In its new digital film, two-wheeler brand TVS Motors salutes four behind-the-scenes faces of the cricketing world - Ram Bhandari, a cricket bat-maker, Mobin Shaikh, cricket coach (of Pranav Dhanawade), Ramesh Mane, acu-masseur who worked with the Indian Cricket Team between 2005 and 2015 and Prakash Dahatonde, a statistician who records the achievements of young Indian cricketers and supplies the information to Wisden, a well-known reference book on cricket.
The campaign is titled 'A salute to the stars behind the stars'. The variants being promoted are TVS StaR City+ and TVS Sport.
The idea, Arun Siddharth, marketing head, motorcycles, TVS Motors, tells afaqs!, is to bring to the fore the real people who work behind the scenes to make the game of cricket glorious.
The link between the two-wheeler and these protagonists is not highlighted in the film. Why so? Siddharth fields, "This is not a typical brand film to increase sales. It is a film that extols the virtues of our brands. We want StaR City+ and Sport to be partners in the progress of our middle-class Indian consumers, who are deeply passionate about their work..."
About the professionals featured in the film, Ketan Deshpande, creative director, McCann Bangalore, tells afaqs!, "They knew one another... These are people who do not co-ordinate on social media, but have grown up together."

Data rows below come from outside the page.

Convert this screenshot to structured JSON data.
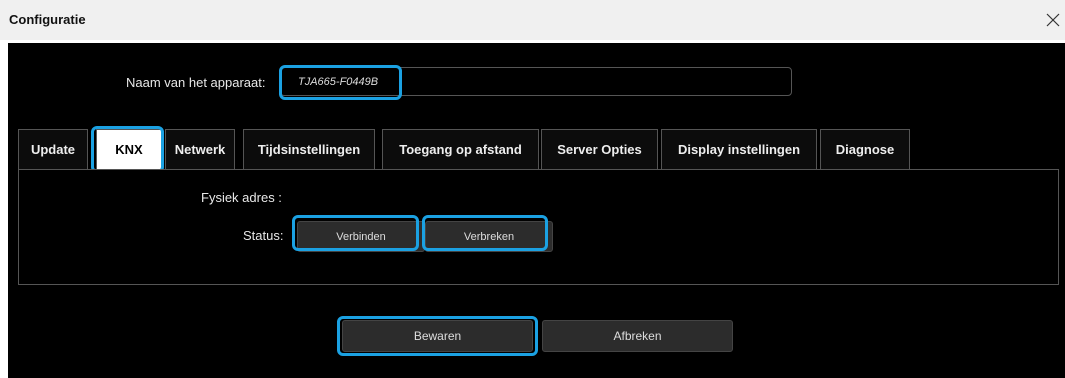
{
  "window": {
    "title": "Configuratie",
    "close_icon": "close-icon"
  },
  "device_name": {
    "label": "Naam van het apparaat:",
    "value": "TJA665-F0449B"
  },
  "tabs": [
    {
      "label": "Update"
    },
    {
      "label": "KNX",
      "active": true
    },
    {
      "label": "Netwerk"
    },
    {
      "label": "Tijdsinstellingen"
    },
    {
      "label": "Toegang op afstand"
    },
    {
      "label": "Server Opties"
    },
    {
      "label": "Display instellingen"
    },
    {
      "label": "Diagnose"
    }
  ],
  "knx": {
    "physical_address_label": "Fysiek adres :",
    "status_label": "Status:",
    "connect_label": "Verbinden",
    "disconnect_label": "Verbreken"
  },
  "footer": {
    "save_label": "Bewaren",
    "cancel_label": "Afbreken"
  },
  "colors": {
    "highlight": "#1ba1e2",
    "background": "#000000",
    "titlebar": "#f0f0f0"
  }
}
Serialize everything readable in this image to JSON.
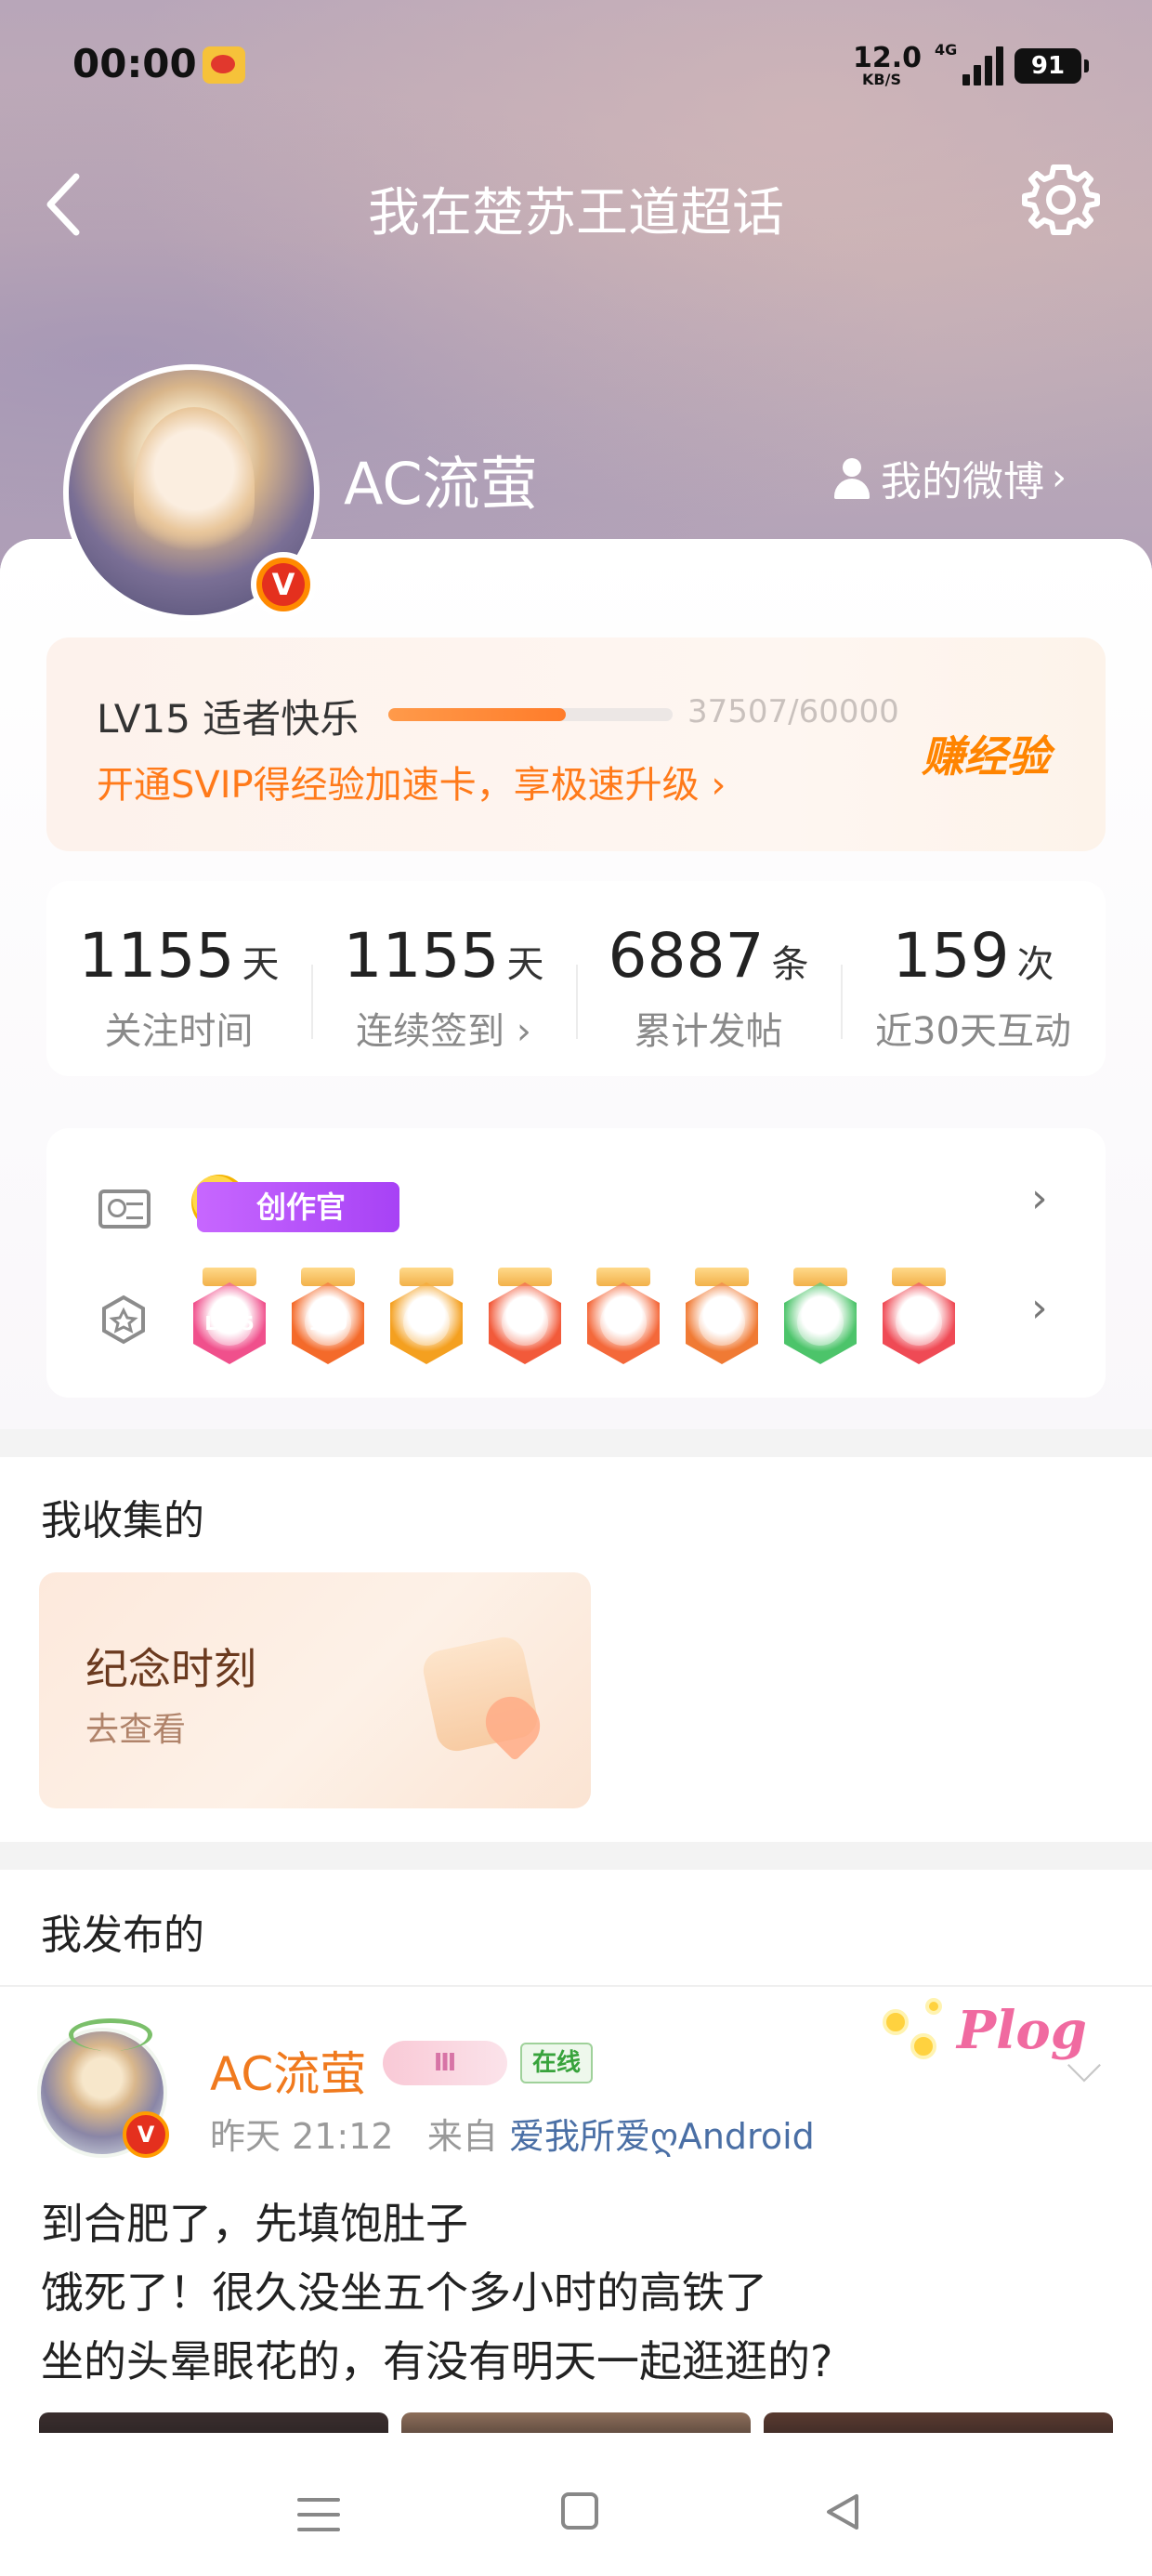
{
  "status_bar": {
    "time": "00:00",
    "app_icon": "weibo-icon",
    "net_speed": "12.0",
    "net_speed_unit": "KB/S",
    "network": "4G",
    "battery": "91"
  },
  "header": {
    "title": "我在楚苏王道超话",
    "back_icon": "chevron-left-icon",
    "settings_icon": "gear-icon"
  },
  "profile": {
    "username": "AC流萤",
    "my_weibo_label": "我的微博",
    "verified_badge": "V"
  },
  "level": {
    "title": "LV15 适者快乐",
    "progress_text": "37507/60000",
    "progress_fraction": 0.625,
    "promo": "开通SVIP得经验加速卡，享极速升级",
    "earn_exp": "赚经验"
  },
  "stats": [
    {
      "value": "1155",
      "unit": "天",
      "label": "关注时间"
    },
    {
      "value": "1155",
      "unit": "天",
      "label": "连续签到"
    },
    {
      "value": "6887",
      "unit": "条",
      "label": "累计发帖"
    },
    {
      "value": "159",
      "unit": "次",
      "label": "近30天互动"
    }
  ],
  "badges": {
    "creator_tag": "创作官",
    "medals": [
      {
        "name": "lv15-medal",
        "text": "LV15",
        "color": "#f0508c"
      },
      {
        "name": "100-days-medal",
        "text": "100",
        "color": "#f46a2a"
      },
      {
        "name": "crown-medal",
        "text": "",
        "color": "#f4a020"
      },
      {
        "name": "cat-medal-1",
        "text": "",
        "color": "#f25a3a"
      },
      {
        "name": "cat-medal-2",
        "text": "",
        "color": "#f4683a"
      },
      {
        "name": "cat-medal-3",
        "text": "",
        "color": "#f07a34"
      },
      {
        "name": "hand-medal",
        "text": "",
        "color": "#4cc46a"
      },
      {
        "name": "trophy-medal",
        "text": "",
        "color": "#ef4a55"
      }
    ]
  },
  "collection": {
    "section_title": "我收集的",
    "memorial_title": "纪念时刻",
    "memorial_sub": "去查看"
  },
  "posts_section": {
    "section_title": "我发布的"
  },
  "post": {
    "author": "AC流萤",
    "vip_tag": "Ⅲ",
    "online_tag": "在线",
    "sticker_text": "Plog",
    "time": "昨天 21:12",
    "source_prefix": "来自",
    "source": "爱我所爱ღAndroid",
    "lines": [
      "到合肥了，先填饱肚子",
      "饿死了！很久没坐五个多小时的高铁了",
      "坐的头晕眼花的，有没有明天一起逛逛的?"
    ],
    "image_colors": [
      "#3a2e2e",
      "#8d6e5a",
      "#5a3a30"
    ]
  },
  "nav": {
    "menu_icon": "menu-icon",
    "home_icon": "home-square-icon",
    "back_icon": "back-triangle-icon"
  }
}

Shooting with them was an interesting experience, he says. "When one would finish his part, he would go and chat with the others, because they all knew each other. In fact, we got in touch with one of them and he put us onto the others. Within a couple of weeks we managed to get in touch with all. One day we just called all of them, selected a place in Mumbai and shot the film," shares Deshpande.
The most challenging part, he says, was to come up with a new take on cricket, because "in India, every second person is a 'cricket encyclopaedia' - what do we not know about Virat Kohli or M S Dhoni?"
About the context of the film, Saurabh Kanwar, founder and president, Flarepath, a digital agency, says, "India is always ready to hear inspirational stories of everyday heroes, because our only other inspiration is that which comes from stars who lead unachievable lives." Adding about the film itself, Kanwar says, "The most critical thing for branded content is for the stories to reflect the brand's business needs. Else, they're just human interest features."
Stories like these ought to be intimate, insists Kanwar, adding, "High production value and moody cinematic treatment usually reduce the inspiration quotient in the story."
Keeping both mass reach and 'shareability' in mind, does this kind of content work better as a TVC or digital film?
Answers Kanwar, "The look is very ad film-like but the content is definitely digital," recommending a follow-up digital campaign that goes into the details of each of these heroes' stories and a simultaneously executed activation campaign as well.
Like what, we wonder? "The role of TVS could be reinforced, by supporting these heroes in meaningful ways. Say, a portion of the profit from each TVS Sport could go towards the cause," he offers.
Vipin Dhyani, founder and chief creative director, Thoughtshop Advertising & Film Productions, an ad film production firm, says, "This idea is applicable to any stream - cinema, railways, roadways, publications, airports, etc. Everywhere, there are thousands of people making our lives easier and more comfortable. The 'connect' and 'watchability' are lacking...the backbone is missing."
He cites the Red & White Bravery Awards campaign as an example of creative work that highlights unsung heroes well.
Should the brand have shown these heroes riding the motorcycle to go about their work? "That might have looked forced... unless TVS is the official sponsor for BCCI's ground staff," Dhyani answers.
The film, he feels, is well-edited. "And, the background music grows on you," he says, adding, "Subtle shots of the heroes riding the motorcycles would have been a good value-add."
About the media strategy, Swamy says, "This format would work better on TV, not because of the length of the film, but because digital content must weave the brand into the story more seamlessly. Discovery plays a bigger role than pegging emotions onto the branding."